Task to complete. Among the lines of the records below, count those with the word "reviews". Reply with that number alone.

Entries shown.
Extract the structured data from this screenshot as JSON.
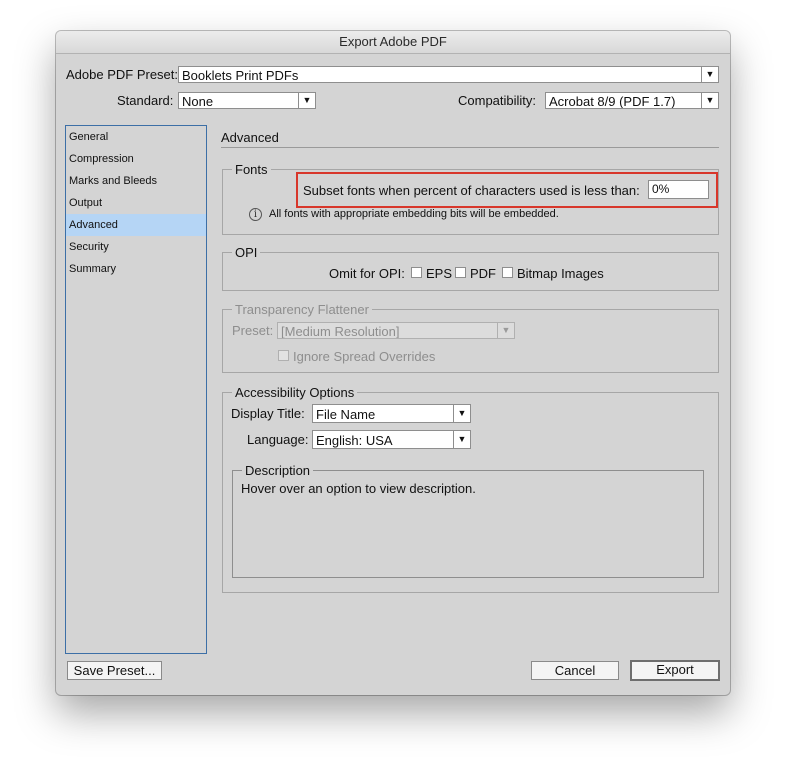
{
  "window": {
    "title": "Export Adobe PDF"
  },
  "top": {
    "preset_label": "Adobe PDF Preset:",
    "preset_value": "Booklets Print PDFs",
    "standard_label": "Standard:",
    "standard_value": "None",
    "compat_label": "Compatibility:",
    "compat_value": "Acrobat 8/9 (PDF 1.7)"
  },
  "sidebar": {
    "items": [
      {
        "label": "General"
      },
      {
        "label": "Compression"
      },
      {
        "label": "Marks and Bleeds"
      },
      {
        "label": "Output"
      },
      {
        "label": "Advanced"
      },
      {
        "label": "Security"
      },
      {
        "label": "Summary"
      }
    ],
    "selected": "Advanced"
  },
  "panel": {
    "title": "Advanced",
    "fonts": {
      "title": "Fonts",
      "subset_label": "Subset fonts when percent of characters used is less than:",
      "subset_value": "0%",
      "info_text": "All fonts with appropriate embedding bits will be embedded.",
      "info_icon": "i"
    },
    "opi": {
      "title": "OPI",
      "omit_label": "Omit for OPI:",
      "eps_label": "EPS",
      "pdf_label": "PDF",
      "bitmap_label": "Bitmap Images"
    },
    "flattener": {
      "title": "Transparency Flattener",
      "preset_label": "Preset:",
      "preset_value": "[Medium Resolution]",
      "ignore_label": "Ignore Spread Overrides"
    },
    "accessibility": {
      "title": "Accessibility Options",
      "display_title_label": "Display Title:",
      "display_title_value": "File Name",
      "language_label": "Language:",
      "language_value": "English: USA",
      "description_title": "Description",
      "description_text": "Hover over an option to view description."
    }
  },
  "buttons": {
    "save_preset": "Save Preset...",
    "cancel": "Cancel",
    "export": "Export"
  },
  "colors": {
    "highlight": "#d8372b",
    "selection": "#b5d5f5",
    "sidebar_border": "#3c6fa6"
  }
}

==

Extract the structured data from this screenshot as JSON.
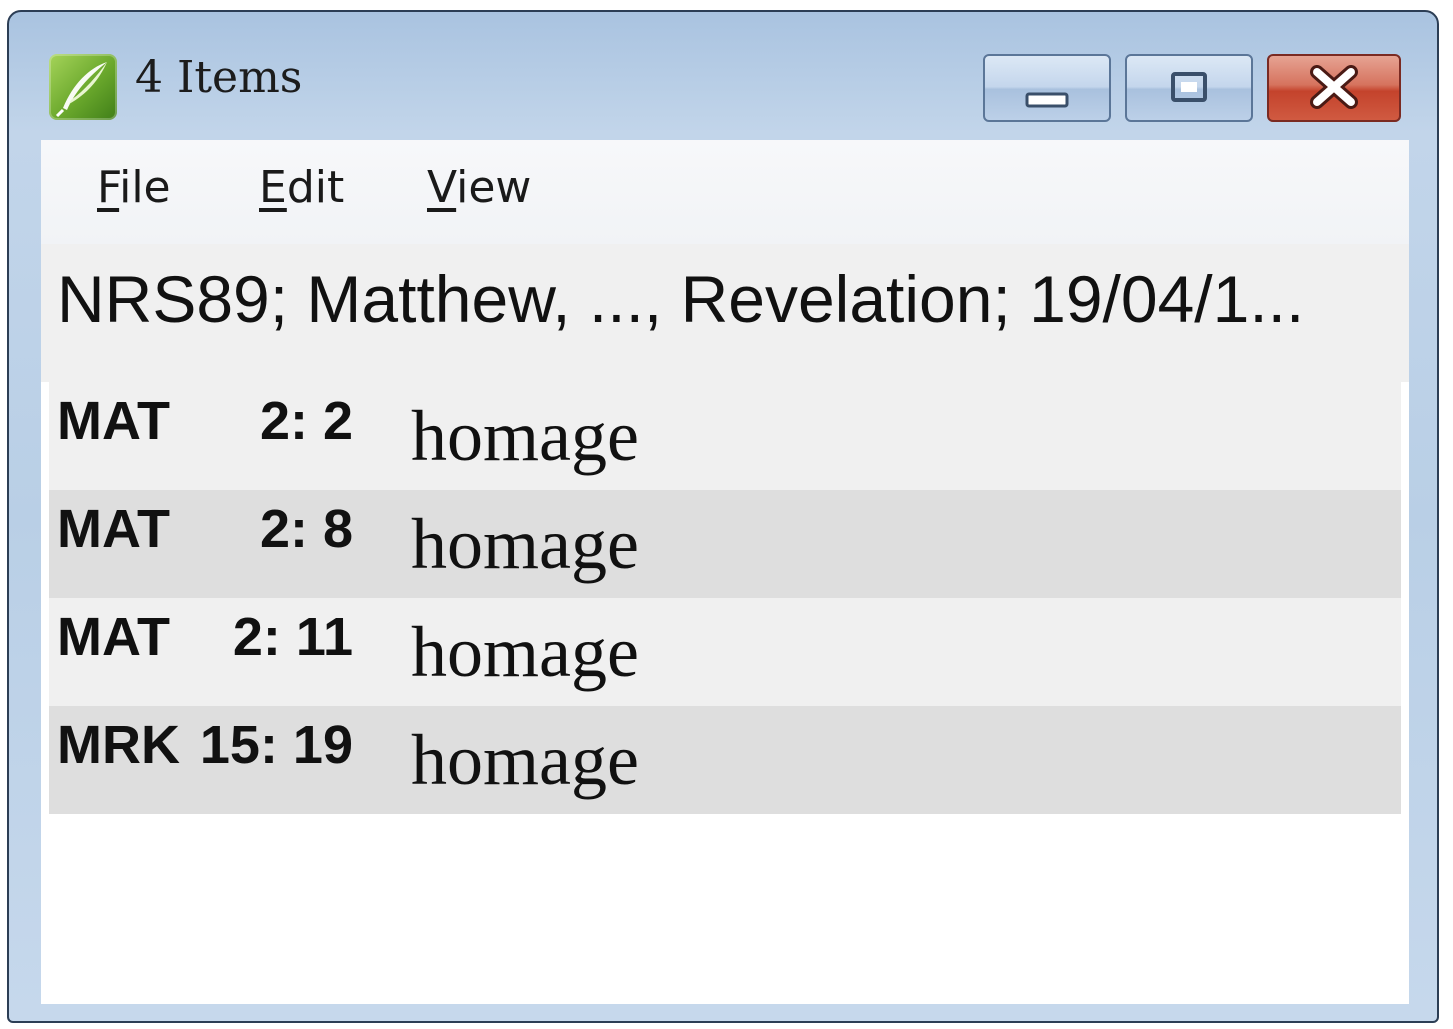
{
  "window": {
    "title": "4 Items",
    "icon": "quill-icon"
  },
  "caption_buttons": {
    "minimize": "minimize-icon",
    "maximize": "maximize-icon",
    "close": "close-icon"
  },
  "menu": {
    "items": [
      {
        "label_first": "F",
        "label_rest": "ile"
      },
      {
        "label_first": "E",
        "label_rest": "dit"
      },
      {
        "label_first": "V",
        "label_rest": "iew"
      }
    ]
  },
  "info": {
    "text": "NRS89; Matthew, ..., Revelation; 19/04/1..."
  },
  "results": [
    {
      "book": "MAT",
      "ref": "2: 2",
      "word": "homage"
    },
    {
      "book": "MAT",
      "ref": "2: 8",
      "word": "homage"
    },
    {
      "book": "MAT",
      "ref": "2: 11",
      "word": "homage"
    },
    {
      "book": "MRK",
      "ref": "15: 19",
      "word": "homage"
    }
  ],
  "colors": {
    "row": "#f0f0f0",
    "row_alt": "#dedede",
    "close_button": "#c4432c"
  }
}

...

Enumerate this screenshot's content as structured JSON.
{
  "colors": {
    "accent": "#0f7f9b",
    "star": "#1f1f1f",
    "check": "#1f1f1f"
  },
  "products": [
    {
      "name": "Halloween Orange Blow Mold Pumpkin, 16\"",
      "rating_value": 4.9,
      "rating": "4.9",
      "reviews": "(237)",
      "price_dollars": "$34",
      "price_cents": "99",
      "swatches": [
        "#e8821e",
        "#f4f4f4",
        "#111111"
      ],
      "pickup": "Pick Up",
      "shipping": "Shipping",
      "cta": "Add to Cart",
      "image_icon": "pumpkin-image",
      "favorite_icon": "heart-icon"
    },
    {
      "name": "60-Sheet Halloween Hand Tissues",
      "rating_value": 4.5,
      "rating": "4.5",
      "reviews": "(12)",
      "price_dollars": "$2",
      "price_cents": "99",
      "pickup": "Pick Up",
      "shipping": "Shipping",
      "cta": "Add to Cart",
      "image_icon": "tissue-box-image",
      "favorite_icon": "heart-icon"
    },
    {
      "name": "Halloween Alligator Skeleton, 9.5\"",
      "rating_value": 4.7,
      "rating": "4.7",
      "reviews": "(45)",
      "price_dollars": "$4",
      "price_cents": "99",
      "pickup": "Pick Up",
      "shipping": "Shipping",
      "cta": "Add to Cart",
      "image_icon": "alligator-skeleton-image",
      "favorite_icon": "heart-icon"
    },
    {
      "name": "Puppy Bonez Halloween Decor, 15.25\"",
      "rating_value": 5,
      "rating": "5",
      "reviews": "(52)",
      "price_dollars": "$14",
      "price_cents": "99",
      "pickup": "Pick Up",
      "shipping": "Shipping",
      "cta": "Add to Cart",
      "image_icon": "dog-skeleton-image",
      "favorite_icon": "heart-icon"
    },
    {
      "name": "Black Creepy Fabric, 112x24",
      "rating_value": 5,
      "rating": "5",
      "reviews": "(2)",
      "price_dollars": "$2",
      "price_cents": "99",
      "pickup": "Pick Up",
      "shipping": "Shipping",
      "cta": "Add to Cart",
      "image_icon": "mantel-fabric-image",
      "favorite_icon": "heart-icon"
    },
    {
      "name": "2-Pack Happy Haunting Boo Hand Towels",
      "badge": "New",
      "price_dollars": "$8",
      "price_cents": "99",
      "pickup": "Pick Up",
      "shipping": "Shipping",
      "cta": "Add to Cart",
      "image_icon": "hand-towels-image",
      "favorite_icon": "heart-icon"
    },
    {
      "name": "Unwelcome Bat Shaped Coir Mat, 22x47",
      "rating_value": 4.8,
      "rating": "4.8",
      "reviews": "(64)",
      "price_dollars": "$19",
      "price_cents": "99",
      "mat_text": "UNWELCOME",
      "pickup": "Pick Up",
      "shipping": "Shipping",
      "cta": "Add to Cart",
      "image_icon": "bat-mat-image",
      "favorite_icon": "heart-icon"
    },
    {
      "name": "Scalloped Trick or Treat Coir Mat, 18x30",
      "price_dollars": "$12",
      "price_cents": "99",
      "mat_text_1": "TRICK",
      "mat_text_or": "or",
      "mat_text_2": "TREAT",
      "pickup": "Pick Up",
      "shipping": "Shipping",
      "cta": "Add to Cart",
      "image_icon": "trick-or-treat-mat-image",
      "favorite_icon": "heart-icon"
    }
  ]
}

Task answer. 6